((

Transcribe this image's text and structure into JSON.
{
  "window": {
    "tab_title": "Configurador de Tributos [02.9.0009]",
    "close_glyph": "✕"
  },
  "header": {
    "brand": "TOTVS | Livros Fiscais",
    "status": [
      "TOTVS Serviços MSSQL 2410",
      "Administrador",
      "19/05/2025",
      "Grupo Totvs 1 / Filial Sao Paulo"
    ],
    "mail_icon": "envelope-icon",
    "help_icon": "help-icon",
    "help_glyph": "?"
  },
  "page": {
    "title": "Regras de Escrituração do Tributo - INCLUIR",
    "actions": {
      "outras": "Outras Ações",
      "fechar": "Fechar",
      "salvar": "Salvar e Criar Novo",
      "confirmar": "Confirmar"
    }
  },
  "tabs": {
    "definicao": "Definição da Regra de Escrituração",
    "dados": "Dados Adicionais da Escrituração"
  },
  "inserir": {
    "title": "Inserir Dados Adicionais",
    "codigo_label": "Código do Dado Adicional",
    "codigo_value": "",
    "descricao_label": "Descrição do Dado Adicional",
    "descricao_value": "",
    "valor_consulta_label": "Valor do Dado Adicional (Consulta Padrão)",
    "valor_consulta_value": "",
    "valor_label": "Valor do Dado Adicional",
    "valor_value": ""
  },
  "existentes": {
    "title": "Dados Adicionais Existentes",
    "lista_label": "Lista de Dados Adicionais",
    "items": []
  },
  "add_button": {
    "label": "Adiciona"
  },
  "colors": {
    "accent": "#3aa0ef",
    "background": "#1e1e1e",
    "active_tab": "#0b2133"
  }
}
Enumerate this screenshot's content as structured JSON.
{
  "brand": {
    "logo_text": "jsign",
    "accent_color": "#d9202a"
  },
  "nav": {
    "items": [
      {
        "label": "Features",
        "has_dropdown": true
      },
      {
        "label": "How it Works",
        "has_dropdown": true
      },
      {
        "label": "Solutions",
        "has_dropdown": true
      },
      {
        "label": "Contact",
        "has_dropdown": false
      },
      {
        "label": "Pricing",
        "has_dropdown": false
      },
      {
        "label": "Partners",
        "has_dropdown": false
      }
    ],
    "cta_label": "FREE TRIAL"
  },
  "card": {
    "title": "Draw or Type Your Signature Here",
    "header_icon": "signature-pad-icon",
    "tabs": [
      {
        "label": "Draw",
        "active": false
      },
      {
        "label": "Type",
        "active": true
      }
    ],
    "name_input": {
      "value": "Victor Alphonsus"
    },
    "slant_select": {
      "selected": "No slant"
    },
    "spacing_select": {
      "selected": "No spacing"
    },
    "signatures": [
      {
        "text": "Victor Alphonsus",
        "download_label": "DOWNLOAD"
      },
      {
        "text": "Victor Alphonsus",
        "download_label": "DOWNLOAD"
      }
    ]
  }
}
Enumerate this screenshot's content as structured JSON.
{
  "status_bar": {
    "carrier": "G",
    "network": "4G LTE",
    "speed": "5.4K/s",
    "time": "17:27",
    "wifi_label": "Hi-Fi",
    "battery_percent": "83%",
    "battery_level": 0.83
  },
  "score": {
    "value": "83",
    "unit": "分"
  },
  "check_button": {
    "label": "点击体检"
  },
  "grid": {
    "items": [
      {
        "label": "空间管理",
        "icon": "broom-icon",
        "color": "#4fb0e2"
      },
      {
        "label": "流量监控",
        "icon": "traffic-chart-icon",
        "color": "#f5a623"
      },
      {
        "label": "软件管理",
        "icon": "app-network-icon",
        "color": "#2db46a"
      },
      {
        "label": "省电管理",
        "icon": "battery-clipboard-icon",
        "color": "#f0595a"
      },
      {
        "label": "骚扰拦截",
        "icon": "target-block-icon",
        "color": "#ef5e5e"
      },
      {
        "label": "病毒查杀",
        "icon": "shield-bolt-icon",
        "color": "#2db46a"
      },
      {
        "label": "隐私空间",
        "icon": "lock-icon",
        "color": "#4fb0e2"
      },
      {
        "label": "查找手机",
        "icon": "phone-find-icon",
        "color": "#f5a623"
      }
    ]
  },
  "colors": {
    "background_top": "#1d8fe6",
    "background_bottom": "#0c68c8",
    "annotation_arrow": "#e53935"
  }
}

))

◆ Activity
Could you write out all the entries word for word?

◆ Result for this task
Transcribe this image's text and structure into JSON.
{
  "window": {
    "tab_title": "Configurador de Tributos [02.9.0009]",
    "close_glyph": "✕"
  },
  "header": {
    "brand": "TOTVS | Livros Fiscais",
    "status": [
      "TOTVS Serviços MSSQL 2410",
      "Administrador",
      "19/05/2025",
      "Grupo Totvs 1 / Filial Sao Paulo"
    ],
    "mail_icon": "envelope-icon",
    "help_icon": "help-icon",
    "help_glyph": "?"
  },
  "page": {
    "title": "Regras de Escrituração do Tributo - INCLUIR",
    "actions": {
      "outras": "Outras Ações",
      "fechar": "Fechar",
      "salvar": "Salvar e Criar Novo",
      "confirmar": "Confirmar"
    }
  },
  "tabs": {
    "definicao": "Definição da Regra de Escrituração",
    "dados": "Dados Adicionais da Escrituração"
  },
  "inserir": {
    "title": "Inserir Dados Adicionais",
    "codigo_label": "Código do Dado Adicional",
    "codigo_value": "",
    "descricao_label": "Descrição do Dado Adicional",
    "descricao_value": "",
    "valor_consulta_label": "Valor do Dado Adicional (Consulta Padrão)",
    "valor_consulta_value": "",
    "valor_label": "Valor do Dado Adicional",
    "valor_value": ""
  },
  "existentes": {
    "title": "Dados Adicionais Existentes",
    "lista_label": "Lista de Dados Adicionais",
    "items": []
  },
  "add_button": {
    "label": "Adiciona"
  },
  "colors": {
    "accent": "#3aa0ef",
    "background": "#1e1e1e",
    "active_tab": "#0b2133"
  }
}
Enumerate this screenshot's content as structured JSON.
{
  "brand": {
    "logo_text": "jsign",
    "accent_color": "#d9202a"
  },
  "nav": {
    "items": [
      {
        "label": "Features",
        "has_dropdown": true
      },
      {
        "label": "How it Works",
        "has_dropdown": true
      },
      {
        "label": "Solutions",
        "has_dropdown": true
      },
      {
        "label": "Contact",
        "has_dropdown": false
      },
      {
        "label": "Pricing",
        "has_dropdown": false
      },
      {
        "label": "Partners",
        "has_dropdown": false
      }
    ],
    "cta_label": "FREE TRIAL"
  },
  "card": {
    "title": "Draw or Type Your Signature Here",
    "header_icon": "signature-pad-icon",
    "tabs": [
      {
        "label": "Draw",
        "active": false
      },
      {
        "label": "Type",
        "active": true
      }
    ],
    "name_input": {
      "value": "Victor Alphonsus"
    },
    "slant_select": {
      "selected": "No slant"
    },
    "spacing_select": {
      "selected": "No spacing"
    },
    "signatures": [
      {
        "text": "Victor Alphonsus",
        "download_label": "DOWNLOAD"
      },
      {
        "text": "Victor Alphonsus",
        "download_label": "DOWNLOAD"
      }
    ]
  }
}
Enumerate this screenshot's content as structured JSON.
{
  "status_bar": {
    "carrier": "G",
    "network": "4G LTE",
    "speed": "5.4K/s",
    "time": "17:27",
    "wifi_label": "Hi-Fi",
    "battery_percent": "83%",
    "battery_level": 0.83
  },
  "score": {
    "value": "83",
    "unit": "分"
  },
  "check_button": {
    "label": "点击体检"
  },
  "grid": {
    "items": [
      {
        "label": "空间管理",
        "icon": "broom-icon",
        "color": "#4fb0e2"
      },
      {
        "label": "流量监控",
        "icon": "traffic-chart-icon",
        "color": "#f5a623"
      },
      {
        "label": "软件管理",
        "icon": "app-network-icon",
        "color": "#2db46a"
      },
      {
        "label": "省电管理",
        "icon": "battery-clipboard-icon",
        "color": "#f0595a"
      },
      {
        "label": "骚扰拦截",
        "icon": "target-block-icon",
        "color": "#ef5e5e"
      },
      {
        "label": "病毒查杀",
        "icon": "shield-bolt-icon",
        "color": "#2db46a"
      },
      {
        "label": "隐私空间",
        "icon": "lock-icon",
        "color": "#4fb0e2"
      },
      {
        "label": "查找手机",
        "icon": "phone-find-icon",
        "color": "#f5a623"
      }
    ]
  },
  "colors": {
    "background_top": "#1d8fe6",
    "background_bottom": "#0c68c8",
    "annotation_arrow": "#e53935"
  }
}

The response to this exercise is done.